Serve with basmati rice and, if you wish, a chutney. I also served with additional chile pepper flakes on the side for the adults.
Rhubarb, Apple & Raisin Chutney
1 T canola oil
2 t brown mustard seeds
1 t cumin seeds
2 small red onions, thinly sliced
2 T minced ginger
2 T minced garlic
Zest of one lemon
Juice from 1 ½ lemons
1 lbs (about 4 small) tart apples, peeled, cored and diced and stored in the lemon juice to prevent browning
1 lbs rhubarb, diced
1 cup plus 2 T dark brown sugar (start with one cup and then taste—different apples will need more or less sugar)
1 cup large raisins
1 ½ cups cider vinegar
Pinch of salt
1 t warm garam masala (warm in that it has a good percentage of warming spices like cloves, cinnamon, cardamom, etc)
Heat the oil in a large saucepan over medium heat. When it is hot, add the mustard seeds. When they start to pop, add the cumin seeds also. Stir to keep from burning. When the mustard seeds stop popping, add the onion and cook for 5-10 minutes, until limp and golden.

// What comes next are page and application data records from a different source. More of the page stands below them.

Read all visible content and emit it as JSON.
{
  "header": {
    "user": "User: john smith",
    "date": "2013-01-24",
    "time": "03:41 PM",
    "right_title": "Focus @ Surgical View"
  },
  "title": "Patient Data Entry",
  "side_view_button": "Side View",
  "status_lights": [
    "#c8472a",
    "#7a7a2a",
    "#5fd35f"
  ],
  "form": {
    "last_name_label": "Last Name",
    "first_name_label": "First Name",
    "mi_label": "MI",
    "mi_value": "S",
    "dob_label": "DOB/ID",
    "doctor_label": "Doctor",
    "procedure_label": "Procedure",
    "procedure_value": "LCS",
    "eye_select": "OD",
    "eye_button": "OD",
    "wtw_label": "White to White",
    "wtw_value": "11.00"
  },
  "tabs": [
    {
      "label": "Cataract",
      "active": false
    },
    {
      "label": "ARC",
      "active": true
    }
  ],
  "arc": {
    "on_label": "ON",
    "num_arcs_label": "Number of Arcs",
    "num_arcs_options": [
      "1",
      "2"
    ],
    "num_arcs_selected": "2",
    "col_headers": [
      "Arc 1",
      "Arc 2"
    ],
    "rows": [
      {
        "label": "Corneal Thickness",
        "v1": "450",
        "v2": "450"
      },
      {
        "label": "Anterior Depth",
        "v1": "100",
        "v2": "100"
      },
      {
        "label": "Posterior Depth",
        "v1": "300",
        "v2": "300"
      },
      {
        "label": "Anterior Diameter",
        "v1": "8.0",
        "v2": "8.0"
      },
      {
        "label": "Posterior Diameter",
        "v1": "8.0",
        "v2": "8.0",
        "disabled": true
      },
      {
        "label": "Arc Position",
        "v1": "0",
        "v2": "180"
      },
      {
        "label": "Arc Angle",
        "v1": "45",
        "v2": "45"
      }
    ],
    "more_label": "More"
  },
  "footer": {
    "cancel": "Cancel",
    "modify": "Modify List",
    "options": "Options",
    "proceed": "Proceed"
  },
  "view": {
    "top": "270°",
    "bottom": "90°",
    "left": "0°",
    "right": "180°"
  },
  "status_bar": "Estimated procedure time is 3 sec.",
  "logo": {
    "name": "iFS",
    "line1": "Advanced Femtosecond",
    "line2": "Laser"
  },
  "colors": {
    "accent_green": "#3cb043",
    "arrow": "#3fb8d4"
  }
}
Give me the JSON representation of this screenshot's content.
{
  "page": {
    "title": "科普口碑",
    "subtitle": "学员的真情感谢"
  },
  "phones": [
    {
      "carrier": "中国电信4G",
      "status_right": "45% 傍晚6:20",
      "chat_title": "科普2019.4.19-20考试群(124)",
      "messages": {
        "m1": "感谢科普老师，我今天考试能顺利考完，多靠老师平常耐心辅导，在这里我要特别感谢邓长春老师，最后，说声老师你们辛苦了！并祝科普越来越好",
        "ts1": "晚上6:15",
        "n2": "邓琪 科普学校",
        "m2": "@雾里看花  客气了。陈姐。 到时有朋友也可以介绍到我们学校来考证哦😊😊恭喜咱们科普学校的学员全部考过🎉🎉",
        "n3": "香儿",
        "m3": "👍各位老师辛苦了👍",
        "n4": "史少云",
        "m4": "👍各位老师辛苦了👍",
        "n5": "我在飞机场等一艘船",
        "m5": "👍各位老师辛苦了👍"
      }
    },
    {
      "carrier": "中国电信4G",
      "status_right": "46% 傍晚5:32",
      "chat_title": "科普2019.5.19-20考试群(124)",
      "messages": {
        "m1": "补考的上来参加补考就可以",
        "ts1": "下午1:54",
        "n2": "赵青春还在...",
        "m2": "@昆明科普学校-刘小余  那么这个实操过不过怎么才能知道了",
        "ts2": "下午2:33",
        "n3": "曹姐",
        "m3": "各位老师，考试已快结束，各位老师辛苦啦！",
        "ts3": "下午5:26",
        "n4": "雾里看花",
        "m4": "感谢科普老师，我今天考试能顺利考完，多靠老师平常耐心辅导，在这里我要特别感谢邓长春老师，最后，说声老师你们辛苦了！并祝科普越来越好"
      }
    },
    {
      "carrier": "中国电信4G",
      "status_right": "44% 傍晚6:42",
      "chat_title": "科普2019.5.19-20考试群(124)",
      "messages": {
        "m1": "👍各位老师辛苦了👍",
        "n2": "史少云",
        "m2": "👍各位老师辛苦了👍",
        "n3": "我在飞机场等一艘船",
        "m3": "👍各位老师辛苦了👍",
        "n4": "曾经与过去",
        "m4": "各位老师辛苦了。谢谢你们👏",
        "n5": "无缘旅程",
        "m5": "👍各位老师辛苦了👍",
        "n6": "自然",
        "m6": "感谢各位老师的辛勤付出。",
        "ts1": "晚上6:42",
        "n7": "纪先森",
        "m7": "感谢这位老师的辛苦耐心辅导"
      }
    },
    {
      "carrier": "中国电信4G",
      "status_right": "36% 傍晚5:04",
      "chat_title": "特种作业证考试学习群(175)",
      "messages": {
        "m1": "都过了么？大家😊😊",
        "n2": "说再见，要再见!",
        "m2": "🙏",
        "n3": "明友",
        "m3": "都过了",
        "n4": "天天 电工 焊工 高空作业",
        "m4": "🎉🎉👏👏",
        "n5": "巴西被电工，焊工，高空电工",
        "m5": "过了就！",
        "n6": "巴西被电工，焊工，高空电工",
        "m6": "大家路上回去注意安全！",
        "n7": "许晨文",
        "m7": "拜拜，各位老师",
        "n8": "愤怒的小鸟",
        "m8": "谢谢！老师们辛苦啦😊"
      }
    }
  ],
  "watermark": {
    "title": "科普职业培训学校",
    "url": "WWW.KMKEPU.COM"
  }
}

Add the ginger and garlic (I would add chile peppers to taste here if I did not have kids) and stir fry another 5-10 minutes, until turning a reddish brown.
Add the lemon zest, apples in lemon juice, rhubarb, raisins, brown sugar, salt and cider vinegar. Bring to a boil, lower the heat and leave to simmer for 1 hour, stirring occasionally to prevent sticking and scorching, especially in the beginning. The rhubarb should nearly dissolve and the other fruits swell and soften, becoming almost mushy. The liquid will also reduce by quite a bit and become quite thick. It won’t be the prettiest stuff in the world, but yum is it good. Halfway through, taste for sweetness and add more sugar if it is too sour. At the end of the hour, add the garam masala and set aside to cool.
At this point, in addition to serving it, you can also freeze it.